In the neon-lit heart of the Nevada desert, where the spectacle often eclipses the substance, reigning Formula 1 titan Max Verstappen stands unswayed by the razzle-dazzle surrounding the much-anticipated Las Vegas Grand Prix. With dismissive candor rarely seen in the polished world of motorsports, Verstappen has provocatively dubbed the fresh addition to the F1 calendar a mere “99% show and 1% sporting event,” casting a shadow on the event’s competitive integrity.
The storied Dutch champion, whose name is synonymous with unrelenting speed and a relentless quest for racing purity, was decidedly underwhelmed by the design of the Las Vegas track, which boasts a spectacular 2km charge down the iconic Strip. In the lead-up to Saturday’s twilight showdown, Verstappen’s critique was unfiltered: the layout, scarce in complex turns, elicited little more than an indifferent shrug.
Following his scathing track assessment, Verstappen’s embodiment of the quintessential maverick driver became even more pronounced. In a notable snub to the high society of Formula 1, he opted to eschew the glitzy Wynn Las Vegas VIP gala, an affair expected to be graced by the who’s who of the racing elite and at which his attendance was personally solicited by F1 honcho Stefano Domenicali.
The glum weather that greeted Wednesday night’s inaugural festivities may have mirrored Verstappen’s disposition, as the drone symphony, pyrotechnics, and celebrity serenades did little to amuse the champion renowned as much for his fiery competitiveness as for his steadfast principles. The evening’s somewhat surreal driver introduction—a choreographed spectacle where each driver, including Verstappen, was summoned to greet the onlookers from towering pedestals—only deepened his disenchantment.
Clad in his racing livery, Verstappen stood aloof amidst the pageantry, likening his role in the ceremony to that of a performer—a “clown,” in his own words—compelled to entertain rather than to compete. His stance remained unwavering as he made it known that genuineness, not showmanship, governed his approach to life in the fast lane.
His outspokenness extended to a grudging acceptance of the commercial realities underpinning the sport.
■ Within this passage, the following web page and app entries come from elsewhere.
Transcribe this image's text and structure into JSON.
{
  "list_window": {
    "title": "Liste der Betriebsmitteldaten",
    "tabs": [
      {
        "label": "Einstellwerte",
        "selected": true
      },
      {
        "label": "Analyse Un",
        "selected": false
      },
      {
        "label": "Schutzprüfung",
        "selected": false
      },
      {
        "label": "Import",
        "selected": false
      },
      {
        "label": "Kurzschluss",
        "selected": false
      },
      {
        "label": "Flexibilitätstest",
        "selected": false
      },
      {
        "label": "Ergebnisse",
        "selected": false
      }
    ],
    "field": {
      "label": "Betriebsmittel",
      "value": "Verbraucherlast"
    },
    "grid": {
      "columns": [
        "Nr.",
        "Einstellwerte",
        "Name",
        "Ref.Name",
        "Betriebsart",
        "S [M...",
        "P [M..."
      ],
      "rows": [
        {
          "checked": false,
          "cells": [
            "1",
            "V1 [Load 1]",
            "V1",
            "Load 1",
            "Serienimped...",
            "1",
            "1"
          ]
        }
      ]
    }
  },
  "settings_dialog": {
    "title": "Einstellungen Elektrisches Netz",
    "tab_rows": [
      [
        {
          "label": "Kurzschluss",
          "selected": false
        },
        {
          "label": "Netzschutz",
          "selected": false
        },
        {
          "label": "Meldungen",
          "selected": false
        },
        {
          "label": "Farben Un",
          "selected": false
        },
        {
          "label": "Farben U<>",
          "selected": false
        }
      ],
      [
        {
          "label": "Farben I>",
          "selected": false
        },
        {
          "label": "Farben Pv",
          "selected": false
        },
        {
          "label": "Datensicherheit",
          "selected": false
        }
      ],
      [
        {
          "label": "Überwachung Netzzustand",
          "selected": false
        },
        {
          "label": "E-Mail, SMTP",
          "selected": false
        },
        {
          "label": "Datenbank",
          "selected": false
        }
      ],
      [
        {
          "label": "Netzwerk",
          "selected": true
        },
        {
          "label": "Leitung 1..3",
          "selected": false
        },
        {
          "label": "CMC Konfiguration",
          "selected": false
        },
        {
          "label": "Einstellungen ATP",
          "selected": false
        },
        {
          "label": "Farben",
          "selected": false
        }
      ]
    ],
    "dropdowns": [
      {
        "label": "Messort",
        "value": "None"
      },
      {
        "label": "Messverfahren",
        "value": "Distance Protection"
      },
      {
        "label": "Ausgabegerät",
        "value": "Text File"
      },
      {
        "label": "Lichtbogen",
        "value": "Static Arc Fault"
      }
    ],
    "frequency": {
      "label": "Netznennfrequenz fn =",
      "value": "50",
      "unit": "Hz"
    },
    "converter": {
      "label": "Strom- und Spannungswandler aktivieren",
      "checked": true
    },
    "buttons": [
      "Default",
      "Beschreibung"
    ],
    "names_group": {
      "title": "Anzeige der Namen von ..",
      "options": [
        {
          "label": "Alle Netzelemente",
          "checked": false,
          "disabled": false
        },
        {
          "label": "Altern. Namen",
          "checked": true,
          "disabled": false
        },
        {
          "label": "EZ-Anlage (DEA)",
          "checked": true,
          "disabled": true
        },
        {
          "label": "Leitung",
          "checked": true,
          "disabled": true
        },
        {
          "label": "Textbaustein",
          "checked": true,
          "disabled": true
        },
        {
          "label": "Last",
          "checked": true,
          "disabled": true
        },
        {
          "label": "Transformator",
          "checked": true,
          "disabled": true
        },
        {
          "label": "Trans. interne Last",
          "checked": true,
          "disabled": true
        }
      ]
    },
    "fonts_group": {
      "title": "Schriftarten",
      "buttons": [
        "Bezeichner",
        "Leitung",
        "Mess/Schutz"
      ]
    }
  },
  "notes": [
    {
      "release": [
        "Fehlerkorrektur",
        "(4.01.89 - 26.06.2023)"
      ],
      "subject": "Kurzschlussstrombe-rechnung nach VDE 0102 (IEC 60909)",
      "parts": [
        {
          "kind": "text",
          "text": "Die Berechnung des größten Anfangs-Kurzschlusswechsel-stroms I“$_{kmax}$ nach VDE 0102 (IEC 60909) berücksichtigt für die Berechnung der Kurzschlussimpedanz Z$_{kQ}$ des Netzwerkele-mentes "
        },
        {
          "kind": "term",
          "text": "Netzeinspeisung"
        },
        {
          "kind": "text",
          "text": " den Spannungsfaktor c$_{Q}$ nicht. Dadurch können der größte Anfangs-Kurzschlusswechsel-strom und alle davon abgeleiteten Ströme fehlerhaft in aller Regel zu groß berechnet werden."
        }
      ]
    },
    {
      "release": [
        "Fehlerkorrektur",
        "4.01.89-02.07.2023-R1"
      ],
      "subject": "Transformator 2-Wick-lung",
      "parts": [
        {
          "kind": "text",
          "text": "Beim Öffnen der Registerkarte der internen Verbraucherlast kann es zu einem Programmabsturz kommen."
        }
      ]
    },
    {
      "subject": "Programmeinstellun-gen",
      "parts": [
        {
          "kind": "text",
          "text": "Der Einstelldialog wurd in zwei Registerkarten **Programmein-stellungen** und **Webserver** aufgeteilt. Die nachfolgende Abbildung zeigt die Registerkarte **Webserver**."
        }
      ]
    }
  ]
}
Acknowledging that the wheels of the F1 spectacle would turn with or without his endorsement, Verstappen expressed a pragmatic detachment, concurring that if the tables were turned, he too would craft the sport as he saw fit, driver opinions notwithstanding.
As the city of lights braces for the inaugural roar of F1 engines and the passionate throngs wager on the outcome, the narrative invariably circles back to Verstappen. Poised to claim his 18th victory of the season—and potentially his sixth consecutive—when the race unfolds under the glistening stars at 10 p.m. Saturday, the motorsport maestro’s disinterest in the glitz in no way impedes his thirst for triumph on the track where, ultimately, his mastery is unchallenged and pure.